In life, some numbers are more significant than others. The birthdays of loved ones, the anniversaries of special occasions, the milestones we all reach.

For a select group of people, the number 214 has a similar importance.

It’s the number of Wainwrights, the hills and mountains of the Lake District. (reckon we need to do something with this - not every fell is a Wainwright)

The Wainwrights were first described in A Pictorial Guide to the Lakeland Fells back in the 1950s & 60s and, since then, many have made it their mission to conquer – or ‘bag’ – them all.
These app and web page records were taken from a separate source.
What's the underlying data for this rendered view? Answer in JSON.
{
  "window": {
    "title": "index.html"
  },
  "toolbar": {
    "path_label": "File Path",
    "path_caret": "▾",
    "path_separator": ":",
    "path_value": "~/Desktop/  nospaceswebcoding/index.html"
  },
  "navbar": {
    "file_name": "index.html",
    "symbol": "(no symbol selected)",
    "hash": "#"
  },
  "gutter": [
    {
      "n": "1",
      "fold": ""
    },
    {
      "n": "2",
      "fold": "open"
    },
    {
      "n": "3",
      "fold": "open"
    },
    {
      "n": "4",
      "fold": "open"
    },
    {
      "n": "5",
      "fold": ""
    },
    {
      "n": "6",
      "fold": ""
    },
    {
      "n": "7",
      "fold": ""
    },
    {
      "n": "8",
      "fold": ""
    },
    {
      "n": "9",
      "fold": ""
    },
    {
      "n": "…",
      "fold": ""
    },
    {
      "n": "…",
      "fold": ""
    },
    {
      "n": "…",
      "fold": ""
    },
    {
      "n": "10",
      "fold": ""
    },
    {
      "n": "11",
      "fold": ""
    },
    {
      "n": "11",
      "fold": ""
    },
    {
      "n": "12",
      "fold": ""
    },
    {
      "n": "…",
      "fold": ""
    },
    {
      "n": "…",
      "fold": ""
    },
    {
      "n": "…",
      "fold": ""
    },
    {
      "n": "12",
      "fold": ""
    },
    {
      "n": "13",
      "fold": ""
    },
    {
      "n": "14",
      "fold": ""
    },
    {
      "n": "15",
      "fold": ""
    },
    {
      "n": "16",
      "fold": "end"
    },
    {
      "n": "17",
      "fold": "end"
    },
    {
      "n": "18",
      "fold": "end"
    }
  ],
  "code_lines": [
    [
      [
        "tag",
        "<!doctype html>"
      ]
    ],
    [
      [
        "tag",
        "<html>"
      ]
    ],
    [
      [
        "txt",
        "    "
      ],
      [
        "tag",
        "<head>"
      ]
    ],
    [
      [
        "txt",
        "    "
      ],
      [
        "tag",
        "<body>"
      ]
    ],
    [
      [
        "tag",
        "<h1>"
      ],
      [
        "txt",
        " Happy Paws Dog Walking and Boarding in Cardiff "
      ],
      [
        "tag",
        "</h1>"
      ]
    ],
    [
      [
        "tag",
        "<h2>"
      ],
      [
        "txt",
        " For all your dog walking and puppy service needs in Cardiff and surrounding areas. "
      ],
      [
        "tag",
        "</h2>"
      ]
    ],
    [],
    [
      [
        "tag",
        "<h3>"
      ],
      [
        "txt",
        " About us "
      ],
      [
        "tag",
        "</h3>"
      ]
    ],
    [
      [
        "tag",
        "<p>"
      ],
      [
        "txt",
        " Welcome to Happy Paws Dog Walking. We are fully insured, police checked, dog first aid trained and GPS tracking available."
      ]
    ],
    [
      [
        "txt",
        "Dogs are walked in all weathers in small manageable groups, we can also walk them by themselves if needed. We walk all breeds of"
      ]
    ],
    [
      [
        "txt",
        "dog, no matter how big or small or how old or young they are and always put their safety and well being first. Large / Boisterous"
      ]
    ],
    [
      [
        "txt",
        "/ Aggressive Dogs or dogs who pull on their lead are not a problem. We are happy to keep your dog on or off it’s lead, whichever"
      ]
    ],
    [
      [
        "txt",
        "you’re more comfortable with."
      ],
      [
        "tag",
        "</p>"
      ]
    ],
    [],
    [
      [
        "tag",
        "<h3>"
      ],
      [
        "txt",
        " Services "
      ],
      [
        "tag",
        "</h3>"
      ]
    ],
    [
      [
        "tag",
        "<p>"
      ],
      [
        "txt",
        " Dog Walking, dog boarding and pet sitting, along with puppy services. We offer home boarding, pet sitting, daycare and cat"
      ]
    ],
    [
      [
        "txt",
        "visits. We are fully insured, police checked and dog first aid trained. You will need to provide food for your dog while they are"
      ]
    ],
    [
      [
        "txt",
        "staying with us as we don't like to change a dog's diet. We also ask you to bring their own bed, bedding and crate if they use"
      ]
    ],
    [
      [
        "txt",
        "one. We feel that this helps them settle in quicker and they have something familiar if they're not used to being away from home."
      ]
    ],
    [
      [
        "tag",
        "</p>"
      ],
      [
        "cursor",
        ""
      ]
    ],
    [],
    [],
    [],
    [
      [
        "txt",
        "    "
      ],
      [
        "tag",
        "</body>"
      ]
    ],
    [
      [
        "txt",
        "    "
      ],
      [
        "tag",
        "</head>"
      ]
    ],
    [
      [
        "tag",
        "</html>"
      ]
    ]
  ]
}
It’s no easy task. Time is one factor, as is the weather and the landscape. Clouds that rapidly descend to obliterate your visibility, bogs that suck you up to your knees, vertiginous peaks and crests. And of course there’s one essential all baggers must carry with them – a dogged determination to finish the job.

Conquering the Wainwrights is an achievement that deserves proper recognition. This remarkable map allows you to do just that.

Like the fells themselves, it’s made of sturdy stuff. It’s printed on heavy museum-quality archival stock using long life pigment inks – and heat-mounted on aluminium reinforced Kapa board. It’s framed by Youdell’s in Kendal, while the pins are sourced from artisan pin-maker, Moore of Pennsylvania.

More than a map, it’s an object of genuine beauty – one that lists the fells and elegantly brings to life, with a gently shelving line, their different heights. The map itself is fragmented with small triangular shapes, giving it a pattern that’s redolent of triangulation points and peaks.

Above all else, this is an interactive map, one that allows the owner to celebrate each fell bagged by moving a pin from the outside dock to the conquered peak.

The result is an object that is both work of art and, like the Wainwrights themselves, an ever-changing landscape.